High up in the dark bell tower of Notre Dame, an isolated hunchback lives with his best friends – the bells. Frollo (Mark Portnell) has hidden Quasimodo (Tommy Figgins) up here for his entire life, on the basis that his face is too ugly for the world; he would be killed if he went out into the streets of Paris. Le Bossu is a story by Victor Hugo, made well-known thanks to the Disney hit ‘The Hunchback of Notre Dame’. That film, like this production by withWings, makes the story palatable to a wider audience, with humour, song and a prominent love story, placing less emphasis on the horror of the French revolution.
Bedlam Theatre is the perfect venue for this performance, its stained glass window stretching high above the stage. Designers Mark Portnell and Will Gillibrand have transformed the dark space with a gothic twist, using props and sets to recall the bustling streets of Paris and a lonely tower room. Images are created imaginatively, with two planks of wood representing the congregation in a church and bellows to beautifully represent the pigeons. Movement is also used to great effect with director Helen Kate Lindley choosing to make use of the physicality of the performers bodies.
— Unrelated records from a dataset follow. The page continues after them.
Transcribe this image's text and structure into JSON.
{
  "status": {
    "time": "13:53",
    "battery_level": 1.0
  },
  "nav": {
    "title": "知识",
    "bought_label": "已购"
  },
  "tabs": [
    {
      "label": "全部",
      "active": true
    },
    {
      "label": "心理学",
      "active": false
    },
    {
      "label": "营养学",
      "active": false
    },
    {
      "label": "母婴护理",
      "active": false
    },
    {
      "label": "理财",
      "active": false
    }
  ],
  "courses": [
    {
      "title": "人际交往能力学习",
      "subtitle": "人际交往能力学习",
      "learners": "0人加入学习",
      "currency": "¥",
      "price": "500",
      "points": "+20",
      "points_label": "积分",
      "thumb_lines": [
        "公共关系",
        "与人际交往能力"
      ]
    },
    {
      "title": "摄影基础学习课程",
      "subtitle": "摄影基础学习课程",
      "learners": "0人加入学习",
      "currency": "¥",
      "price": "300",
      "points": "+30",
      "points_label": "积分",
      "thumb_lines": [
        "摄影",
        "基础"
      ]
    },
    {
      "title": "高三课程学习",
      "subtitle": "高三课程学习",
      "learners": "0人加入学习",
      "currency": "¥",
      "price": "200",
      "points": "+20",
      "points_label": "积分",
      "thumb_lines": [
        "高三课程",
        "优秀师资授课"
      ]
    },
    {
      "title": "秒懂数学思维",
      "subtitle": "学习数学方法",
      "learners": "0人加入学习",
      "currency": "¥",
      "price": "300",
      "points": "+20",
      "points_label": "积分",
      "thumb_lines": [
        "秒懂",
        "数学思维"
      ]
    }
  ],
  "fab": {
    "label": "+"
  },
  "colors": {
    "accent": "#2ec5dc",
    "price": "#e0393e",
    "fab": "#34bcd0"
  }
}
For example, the scene where Esmerelda (Izzy Jones) is tempting Frollo, and she is lifted and spun mesmerisingly around the stage in her bright red skirt. Additionally, the performers as bells are a beautiful and poignant touch.
Much of the story runs smoothly but occasionally moments of audience interaction are attempted to little effect. This actually hinders the storytelling and feels slightly out of step with the rest of the performance. There are some repetitions that begin to feel a little tired. The production’s better moments come when we are swept up in the impressive and varied musical score, composed by Christian Eccles-Cannon, Tom Figgins and Izzy Jones; and when we are awe-struck by the vibrancy of the design.
But why retell this story at all? Aside from the fact that it is a musical and visual treat, it tackles the prominent topic of how we treat those who are different in a beautiful and accessible way. This is a production for the family, to enjoy the gorgeous retelling of a beloved tale by a talented and inventive company and take home something to think about too.